access-list 101 permit tcp host 192.168.1.21 host 10.0.0.36 eq 636

access-list 101 permit tcp host 192.168.1.21 host 10.0.0.36 eq 3268

access-list 101 permit tcp host 192.168.1.21 host 10.0.0.36 eq 3269

access-list 101 deny ip 192.168.1.0 0.0.0.255 10.0.0.1 0.0.0.255

access-list 101 deny ip 192.168.1.0 0.0.0.255 192.168.2.0 0.0.0.255

access-list 101 permit ip any any

access-list 102 remark regulate traffic for public_wireless_192.168.2.x applied in

access-list 102 deny ip 192.168.2.0 0.0.0.255 10.0.0.1 0.0.0.255

access-list 102 deny ip 192.168.2.0 0.0.0.255 192.168.1.0 0.0.0.255

access-list 102 permit ip any any

vlan 2

ip access-group 101 in

vlan 3

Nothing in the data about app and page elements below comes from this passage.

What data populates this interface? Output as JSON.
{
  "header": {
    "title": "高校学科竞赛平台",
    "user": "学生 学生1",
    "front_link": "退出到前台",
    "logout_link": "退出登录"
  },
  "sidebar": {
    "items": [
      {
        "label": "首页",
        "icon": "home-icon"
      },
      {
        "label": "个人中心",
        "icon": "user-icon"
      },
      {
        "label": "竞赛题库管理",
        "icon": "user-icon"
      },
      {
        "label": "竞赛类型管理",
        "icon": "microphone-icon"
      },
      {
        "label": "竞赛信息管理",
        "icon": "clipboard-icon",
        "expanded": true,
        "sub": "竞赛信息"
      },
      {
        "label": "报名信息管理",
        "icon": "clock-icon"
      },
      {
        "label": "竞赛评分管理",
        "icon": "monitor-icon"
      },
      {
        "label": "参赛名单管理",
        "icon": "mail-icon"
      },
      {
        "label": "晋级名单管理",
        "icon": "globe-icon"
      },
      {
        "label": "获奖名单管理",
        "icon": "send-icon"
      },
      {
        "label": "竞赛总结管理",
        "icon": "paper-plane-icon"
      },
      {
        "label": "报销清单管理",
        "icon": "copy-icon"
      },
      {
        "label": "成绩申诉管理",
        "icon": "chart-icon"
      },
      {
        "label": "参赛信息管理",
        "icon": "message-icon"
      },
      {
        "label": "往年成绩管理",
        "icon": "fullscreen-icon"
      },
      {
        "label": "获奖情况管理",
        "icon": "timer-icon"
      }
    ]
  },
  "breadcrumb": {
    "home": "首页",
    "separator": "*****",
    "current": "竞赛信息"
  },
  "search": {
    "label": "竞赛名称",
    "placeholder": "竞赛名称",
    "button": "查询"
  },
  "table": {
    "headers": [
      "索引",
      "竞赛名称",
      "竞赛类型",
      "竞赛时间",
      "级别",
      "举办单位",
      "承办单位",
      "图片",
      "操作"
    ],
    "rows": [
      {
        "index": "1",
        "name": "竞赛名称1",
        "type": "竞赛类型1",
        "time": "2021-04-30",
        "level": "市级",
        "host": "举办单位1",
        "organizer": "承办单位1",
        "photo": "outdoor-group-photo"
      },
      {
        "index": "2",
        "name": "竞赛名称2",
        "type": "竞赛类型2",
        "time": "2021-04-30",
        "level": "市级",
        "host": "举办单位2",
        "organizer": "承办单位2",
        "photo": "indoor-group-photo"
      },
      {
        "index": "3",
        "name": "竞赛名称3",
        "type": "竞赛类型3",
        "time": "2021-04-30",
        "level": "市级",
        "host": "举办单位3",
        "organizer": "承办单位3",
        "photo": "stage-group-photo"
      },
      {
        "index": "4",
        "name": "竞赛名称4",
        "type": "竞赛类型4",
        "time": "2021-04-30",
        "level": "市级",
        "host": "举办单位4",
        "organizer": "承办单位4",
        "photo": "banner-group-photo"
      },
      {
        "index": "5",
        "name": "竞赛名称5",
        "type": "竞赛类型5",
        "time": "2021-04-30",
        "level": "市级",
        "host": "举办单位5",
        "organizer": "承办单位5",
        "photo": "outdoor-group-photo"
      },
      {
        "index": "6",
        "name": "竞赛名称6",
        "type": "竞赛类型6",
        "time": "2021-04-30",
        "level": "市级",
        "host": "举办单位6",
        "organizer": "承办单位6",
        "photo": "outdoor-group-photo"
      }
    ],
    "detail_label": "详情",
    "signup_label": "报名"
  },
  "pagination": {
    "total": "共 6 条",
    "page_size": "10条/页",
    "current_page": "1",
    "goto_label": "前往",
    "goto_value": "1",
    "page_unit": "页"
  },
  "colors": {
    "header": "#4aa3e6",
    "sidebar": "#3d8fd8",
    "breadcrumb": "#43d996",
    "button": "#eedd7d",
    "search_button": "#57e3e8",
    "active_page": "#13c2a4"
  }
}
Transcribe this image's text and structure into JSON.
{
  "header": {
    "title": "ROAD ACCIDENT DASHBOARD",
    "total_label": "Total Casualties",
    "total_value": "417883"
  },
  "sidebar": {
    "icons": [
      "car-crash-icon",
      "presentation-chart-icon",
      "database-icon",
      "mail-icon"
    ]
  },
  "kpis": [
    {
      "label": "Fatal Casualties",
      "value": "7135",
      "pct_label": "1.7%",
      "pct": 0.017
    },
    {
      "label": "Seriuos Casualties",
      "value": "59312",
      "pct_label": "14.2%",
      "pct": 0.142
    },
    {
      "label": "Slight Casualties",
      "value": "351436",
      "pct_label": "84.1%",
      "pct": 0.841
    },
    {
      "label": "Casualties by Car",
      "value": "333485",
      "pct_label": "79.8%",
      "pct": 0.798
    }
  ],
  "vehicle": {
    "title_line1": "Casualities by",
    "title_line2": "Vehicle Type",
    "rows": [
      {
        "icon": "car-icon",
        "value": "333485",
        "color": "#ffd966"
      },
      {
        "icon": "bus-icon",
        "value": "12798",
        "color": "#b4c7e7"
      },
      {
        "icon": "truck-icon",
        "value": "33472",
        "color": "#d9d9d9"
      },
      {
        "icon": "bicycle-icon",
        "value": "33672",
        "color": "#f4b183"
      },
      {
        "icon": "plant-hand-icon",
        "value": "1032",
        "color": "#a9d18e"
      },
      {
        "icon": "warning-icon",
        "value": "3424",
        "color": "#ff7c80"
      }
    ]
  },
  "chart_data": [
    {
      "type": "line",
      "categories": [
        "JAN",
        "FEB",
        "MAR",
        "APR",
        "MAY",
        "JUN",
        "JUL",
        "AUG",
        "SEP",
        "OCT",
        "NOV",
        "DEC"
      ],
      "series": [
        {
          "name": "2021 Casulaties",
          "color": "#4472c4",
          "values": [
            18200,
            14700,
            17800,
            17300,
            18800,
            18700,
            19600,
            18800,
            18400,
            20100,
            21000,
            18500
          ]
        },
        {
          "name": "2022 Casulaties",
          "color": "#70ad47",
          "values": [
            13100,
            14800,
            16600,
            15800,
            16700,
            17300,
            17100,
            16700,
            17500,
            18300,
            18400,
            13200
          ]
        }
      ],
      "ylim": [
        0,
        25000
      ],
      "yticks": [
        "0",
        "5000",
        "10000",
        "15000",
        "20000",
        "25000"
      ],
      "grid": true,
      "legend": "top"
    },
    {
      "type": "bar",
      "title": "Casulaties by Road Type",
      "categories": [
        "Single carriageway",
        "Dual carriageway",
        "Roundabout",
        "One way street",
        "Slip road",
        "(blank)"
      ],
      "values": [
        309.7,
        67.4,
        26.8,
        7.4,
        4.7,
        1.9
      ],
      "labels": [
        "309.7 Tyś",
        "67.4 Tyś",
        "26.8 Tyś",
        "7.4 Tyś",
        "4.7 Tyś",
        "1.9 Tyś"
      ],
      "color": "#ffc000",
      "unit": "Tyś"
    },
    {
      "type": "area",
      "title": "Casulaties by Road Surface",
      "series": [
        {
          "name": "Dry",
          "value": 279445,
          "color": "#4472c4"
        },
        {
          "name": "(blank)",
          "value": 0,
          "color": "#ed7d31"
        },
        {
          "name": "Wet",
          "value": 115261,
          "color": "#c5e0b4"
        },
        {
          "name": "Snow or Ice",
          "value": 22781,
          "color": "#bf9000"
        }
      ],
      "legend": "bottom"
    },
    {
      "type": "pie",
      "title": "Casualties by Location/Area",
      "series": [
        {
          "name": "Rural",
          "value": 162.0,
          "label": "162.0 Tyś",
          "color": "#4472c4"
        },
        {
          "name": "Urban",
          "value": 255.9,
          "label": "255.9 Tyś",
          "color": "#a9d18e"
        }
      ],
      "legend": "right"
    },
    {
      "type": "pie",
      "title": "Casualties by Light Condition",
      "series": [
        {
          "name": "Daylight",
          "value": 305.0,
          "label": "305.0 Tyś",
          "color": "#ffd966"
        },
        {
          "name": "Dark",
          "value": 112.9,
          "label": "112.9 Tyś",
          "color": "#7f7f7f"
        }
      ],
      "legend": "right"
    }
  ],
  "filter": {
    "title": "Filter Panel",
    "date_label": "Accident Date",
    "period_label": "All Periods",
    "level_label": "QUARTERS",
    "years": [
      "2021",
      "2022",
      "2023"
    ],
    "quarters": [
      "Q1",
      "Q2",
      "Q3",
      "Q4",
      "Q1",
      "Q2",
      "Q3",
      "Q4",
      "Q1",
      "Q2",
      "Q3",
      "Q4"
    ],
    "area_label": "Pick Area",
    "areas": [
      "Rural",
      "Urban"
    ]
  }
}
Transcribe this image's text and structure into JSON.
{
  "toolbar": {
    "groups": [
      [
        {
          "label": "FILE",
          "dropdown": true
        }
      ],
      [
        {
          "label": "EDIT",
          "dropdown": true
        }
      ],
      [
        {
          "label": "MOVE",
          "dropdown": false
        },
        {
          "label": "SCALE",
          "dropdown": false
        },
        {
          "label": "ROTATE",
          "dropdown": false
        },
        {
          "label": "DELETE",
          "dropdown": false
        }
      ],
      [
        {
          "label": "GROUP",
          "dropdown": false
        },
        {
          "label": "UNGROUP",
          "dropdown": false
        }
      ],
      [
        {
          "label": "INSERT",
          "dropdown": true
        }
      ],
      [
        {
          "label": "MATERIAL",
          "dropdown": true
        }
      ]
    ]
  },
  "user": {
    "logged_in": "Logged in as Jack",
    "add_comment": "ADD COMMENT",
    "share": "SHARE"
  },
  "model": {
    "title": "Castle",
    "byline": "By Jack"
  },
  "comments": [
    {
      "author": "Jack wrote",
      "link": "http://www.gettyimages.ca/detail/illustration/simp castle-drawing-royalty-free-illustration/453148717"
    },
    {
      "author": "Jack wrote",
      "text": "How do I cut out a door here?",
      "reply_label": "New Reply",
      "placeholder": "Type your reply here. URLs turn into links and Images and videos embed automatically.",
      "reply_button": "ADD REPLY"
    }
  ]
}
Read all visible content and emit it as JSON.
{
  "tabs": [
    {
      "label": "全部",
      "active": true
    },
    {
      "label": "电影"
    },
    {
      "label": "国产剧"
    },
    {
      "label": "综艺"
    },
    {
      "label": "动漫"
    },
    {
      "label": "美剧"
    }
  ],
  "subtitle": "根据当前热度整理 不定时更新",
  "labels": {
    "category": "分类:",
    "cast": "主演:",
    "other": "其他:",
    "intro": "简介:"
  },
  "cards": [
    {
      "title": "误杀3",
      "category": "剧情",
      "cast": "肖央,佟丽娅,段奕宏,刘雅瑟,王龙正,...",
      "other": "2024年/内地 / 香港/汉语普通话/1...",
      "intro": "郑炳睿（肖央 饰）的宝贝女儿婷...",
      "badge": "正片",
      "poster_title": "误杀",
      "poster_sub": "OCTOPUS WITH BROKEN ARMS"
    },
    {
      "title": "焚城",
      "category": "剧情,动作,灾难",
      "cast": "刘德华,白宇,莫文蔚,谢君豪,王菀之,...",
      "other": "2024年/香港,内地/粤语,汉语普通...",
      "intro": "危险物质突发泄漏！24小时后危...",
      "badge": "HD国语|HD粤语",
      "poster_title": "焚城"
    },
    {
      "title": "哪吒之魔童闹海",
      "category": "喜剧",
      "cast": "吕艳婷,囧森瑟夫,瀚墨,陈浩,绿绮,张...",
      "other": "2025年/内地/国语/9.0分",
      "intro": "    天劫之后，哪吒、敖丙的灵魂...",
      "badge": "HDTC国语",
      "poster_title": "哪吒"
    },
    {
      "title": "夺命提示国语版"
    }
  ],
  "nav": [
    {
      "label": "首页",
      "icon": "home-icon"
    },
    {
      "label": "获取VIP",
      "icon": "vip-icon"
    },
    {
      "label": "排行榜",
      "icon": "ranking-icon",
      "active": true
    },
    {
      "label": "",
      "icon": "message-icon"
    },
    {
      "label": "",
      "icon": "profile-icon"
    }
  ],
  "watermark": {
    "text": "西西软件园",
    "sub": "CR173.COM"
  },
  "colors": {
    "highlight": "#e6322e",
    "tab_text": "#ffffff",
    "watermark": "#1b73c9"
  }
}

ip access-group 102 in

thanks for the help again, let me know what you think.

Hall of Fame Super Silver

Re: simple ACL question

Brook

I agree with you that if access list is specifying 192.168.1.0 as the source address (which it does) and is applied inbound to interface vlan2 that it would logically be an outbound filter. Are you saying that you have tested it and it does prevent 192.168.1.x stations from accessing 10.0.0.0 and 192.168.2.0 addresses?

HTH

Rick

New Member

Re: simple ACL question

the access list works perfect when applied as ip access-group 101 in....

I am curious though why its working, since im specifying it as in and the traffic originates at 192.168.1.0 to 10.0.0.150 shouldnt it logically go the other way around in the statement?

193
Views
0
Helpful
9
Replies